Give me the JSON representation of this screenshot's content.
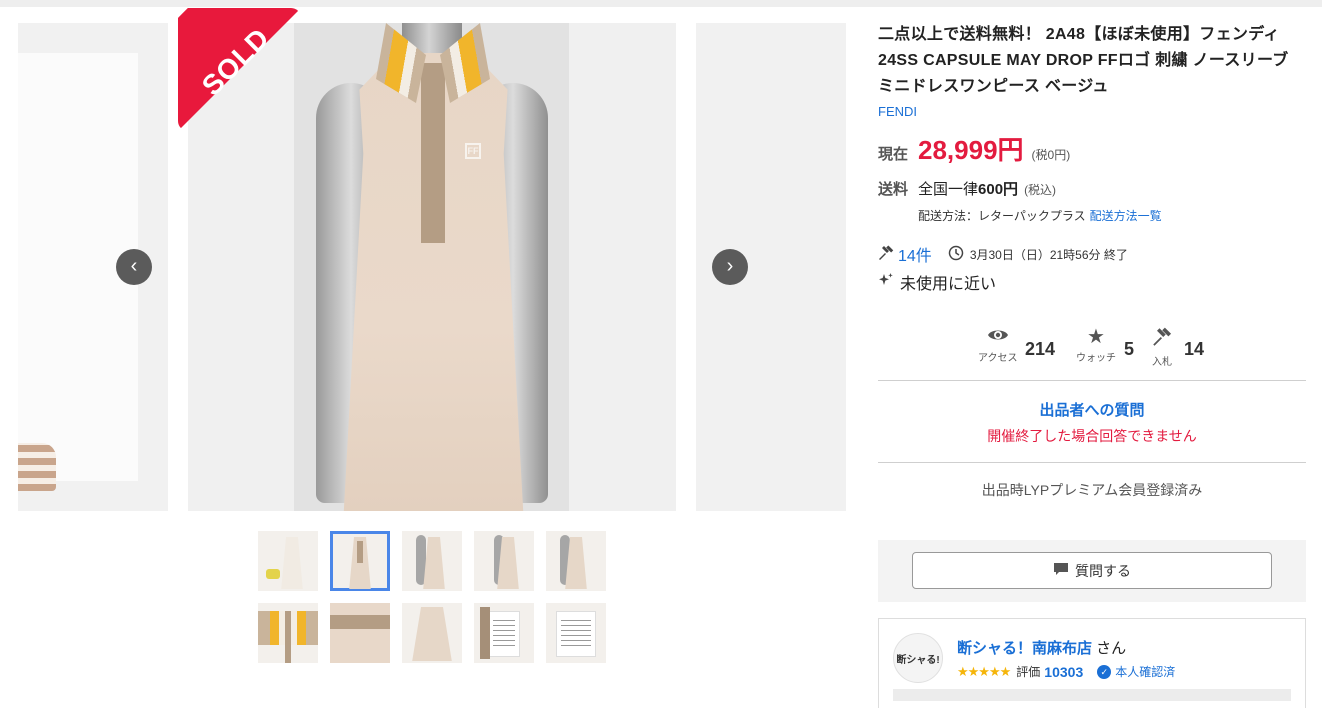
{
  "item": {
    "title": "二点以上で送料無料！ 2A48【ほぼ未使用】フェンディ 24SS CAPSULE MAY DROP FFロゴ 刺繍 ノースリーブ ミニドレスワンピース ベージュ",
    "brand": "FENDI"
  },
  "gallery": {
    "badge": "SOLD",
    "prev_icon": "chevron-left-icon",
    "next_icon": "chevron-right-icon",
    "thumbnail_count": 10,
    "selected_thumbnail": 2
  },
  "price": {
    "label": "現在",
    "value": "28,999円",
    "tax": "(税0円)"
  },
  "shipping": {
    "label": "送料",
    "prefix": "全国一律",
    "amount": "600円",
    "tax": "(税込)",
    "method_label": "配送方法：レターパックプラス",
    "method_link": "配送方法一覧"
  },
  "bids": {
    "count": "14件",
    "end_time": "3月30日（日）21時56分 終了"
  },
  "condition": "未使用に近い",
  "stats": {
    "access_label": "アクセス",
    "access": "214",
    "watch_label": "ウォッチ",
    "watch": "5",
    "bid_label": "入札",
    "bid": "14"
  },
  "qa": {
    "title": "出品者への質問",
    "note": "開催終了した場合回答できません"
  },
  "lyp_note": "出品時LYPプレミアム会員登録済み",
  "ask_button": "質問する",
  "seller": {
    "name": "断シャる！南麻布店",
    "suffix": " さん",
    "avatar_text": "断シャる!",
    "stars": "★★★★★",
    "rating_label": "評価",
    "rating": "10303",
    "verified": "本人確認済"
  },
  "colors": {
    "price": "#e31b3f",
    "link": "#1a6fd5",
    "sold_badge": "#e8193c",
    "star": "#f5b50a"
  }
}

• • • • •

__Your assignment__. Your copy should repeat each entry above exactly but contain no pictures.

__Result__.
Give me the JSON representation of this screenshot's content.
{
  "item": {
    "title": "二点以上で送料無料！ 2A48【ほぼ未使用】フェンディ 24SS CAPSULE MAY DROP FFロゴ 刺繍 ノースリーブ ミニドレスワンピース ベージュ",
    "brand": "FENDI"
  },
  "gallery": {
    "badge": "SOLD",
    "prev_icon": "chevron-left-icon",
    "next_icon": "chevron-right-icon",
    "thumbnail_count": 10,
    "selected_thumbnail": 2
  },
  "price": {
    "label": "現在",
    "value": "28,999円",
    "tax": "(税0円)"
  },
  "shipping": {
    "label": "送料",
    "prefix": "全国一律",
    "amount": "600円",
    "tax": "(税込)",
    "method_label": "配送方法：レターパックプラス",
    "method_link": "配送方法一覧"
  },
  "bids": {
    "count": "14件",
    "end_time": "3月30日（日）21時56分 終了"
  },
  "condition": "未使用に近い",
  "stats": {
    "access_label": "アクセス",
    "access": "214",
    "watch_label": "ウォッチ",
    "watch": "5",
    "bid_label": "入札",
    "bid": "14"
  },
  "qa": {
    "title": "出品者への質問",
    "note": "開催終了した場合回答できません"
  },
  "lyp_note": "出品時LYPプレミアム会員登録済み",
  "ask_button": "質問する",
  "seller": {
    "name": "断シャる！南麻布店",
    "suffix": " さん",
    "avatar_text": "断シャる!",
    "stars": "★★★★★",
    "rating_label": "評価",
    "rating": "10303",
    "verified": "本人確認済"
  },
  "colors": {
    "price": "#e31b3f",
    "link": "#1a6fd5",
    "sold_badge": "#e8193c",
    "star": "#f5b50a"
  }
}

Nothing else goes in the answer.